Since I last looked at what Rodrigo Prieto has in the pipeline (a lot of Scorsese, mainly), that tricky son of a gun decided to start another project. That project is Passengers, which may not sound familiar until I inform you that it’s the “Chris Pratt decides to die with Jennifer Lawrence in space” movie that both Rachel Handler and Kate Erbland, during their stint on the mothership, went gaga over. It’s written by Prometheus‘s Jon Spaihts and directed by The Imitation Game‘s Morten Tyldum, so it’s nice of Prieto to serve as the only crew member on this film who one would feel okay in trusting.
Shut up, it’s not cheating. Anyway, Steven Soderbergh and his array of pseudonyms are obviously being put to great use now (and for the next five weeks or so) on The Knick, but when that’s over, we’ll get to see them again soon enough, as Soderbergh is working on the HBO movie Mosaic, starring the two actors who were previously the only ones in Hollywood to not have worked with Soderbergh, Sharon Stone and Garrett Hedlund. Soderbergh remains coy on what exactly Mosaic is, whether a “choose your own adventure”-type thing or something else entirely (on his Twitter account @Bitchuation, his photos of the shoot are accompanied with the clarification that it’s only “Part one/Phase A” of the shoot). Ah well, whatever happens with it, it’ll look splentabulous.
The cinematographer best-known for his films with Michael Mann (namely Heat, Manhunter, The Last of the Mohicans, and The Insider), Dante Spinotti has two projects on the horizon. One is done, and that’s the Tom Hiddleston-as-Hank Williams biopic I Saw the Light. One is filming, and that’s Freak Show, about a boy who runs for Homecoming Queen in his extremely conservative school.
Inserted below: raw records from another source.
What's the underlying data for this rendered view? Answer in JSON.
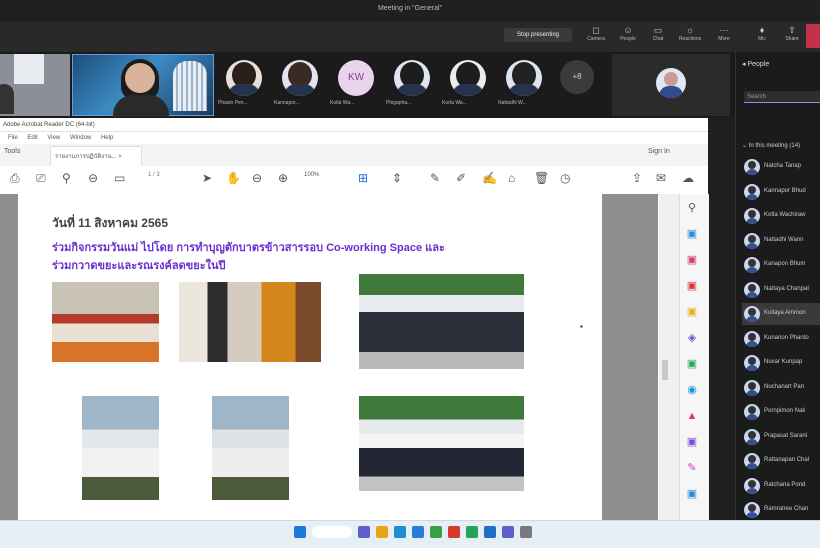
{
  "meeting": {
    "title": "Meeting in \"General\"",
    "stop_presenting_label": "Stop presenting",
    "toolbar_buttons": [
      {
        "label": "Camera",
        "icon": "camera-icon"
      },
      {
        "label": "People",
        "icon": "people-icon"
      },
      {
        "label": "Chat",
        "icon": "chat-icon"
      },
      {
        "label": "Reactions",
        "icon": "reactions-icon"
      },
      {
        "label": "More",
        "icon": "more-icon"
      },
      {
        "label": "Mic",
        "icon": "mic-icon"
      },
      {
        "label": "Share",
        "icon": "share-icon"
      }
    ],
    "participants_strip": [
      {
        "name": "Phasin Pen...",
        "initials": ""
      },
      {
        "name": "Kannapor...",
        "initials": ""
      },
      {
        "name": "Kotla Wa...",
        "initials": "KW"
      },
      {
        "name": "Phigapha...",
        "initials": ""
      },
      {
        "name": "Korta Wa...",
        "initials": ""
      },
      {
        "name": "Nattadhi W...",
        "initials": ""
      }
    ],
    "more_count": "+8"
  },
  "people_pane": {
    "header": "People",
    "search_placeholder": "Search",
    "section_label": "In this meeting (14)",
    "people": [
      {
        "name": "Natcha Tanap"
      },
      {
        "name": "Kannapor Bhud"
      },
      {
        "name": "Kotla Wachiraw"
      },
      {
        "name": "Nattadhi Wann"
      },
      {
        "name": "Kanapon Bhum"
      },
      {
        "name": "Nattaya Chanpat"
      },
      {
        "name": "Kullaya Ammon"
      },
      {
        "name": "Kunanon Phanto"
      },
      {
        "name": "Nuvar Kunpap"
      },
      {
        "name": "Nuchanart Pan"
      },
      {
        "name": "Pornpimon Nak"
      },
      {
        "name": "Prapasat Sarani"
      },
      {
        "name": "Rattanapan Chal"
      },
      {
        "name": "Ratchana Pond"
      },
      {
        "name": "Ramratree Chan"
      }
    ]
  },
  "acrobat": {
    "window_title": "Adobe Acrobat Reader DC (64-bit)",
    "menu": [
      "File",
      "Edit",
      "View",
      "Window",
      "Help"
    ],
    "home_tab": "Tools",
    "doc_tab": "รายงานการปฏิบัติงาน... ×",
    "sign_in": "Sign In",
    "page_indicator": "1 / 3",
    "zoom": "100%"
  },
  "document": {
    "date_heading": "วันที่ 11 สิงหาคม 2565",
    "line1": "ร่วมกิจกรรมวันแม่ ไปโดย การทำบุญตักบาตรข้าวสารรอบ Co-working Space และ",
    "line2": "ร่วมกวาดขยะและรณรงค์ลดขยะในปี"
  },
  "colors": {
    "accent_purple": "#6a2fd0",
    "teams_bg": "#1f1f1f",
    "leave_red": "#c4314b"
  }
}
And one is in the works, and that’s, sigh, Beverly Hills Cop 4. This will mark a continuation (if it ends up getting made) of Spinotti’s collaboration with Brett Ratner, which must be satisfying, artistically or otherwise, for the both of them, considering that this will be their sixth film together.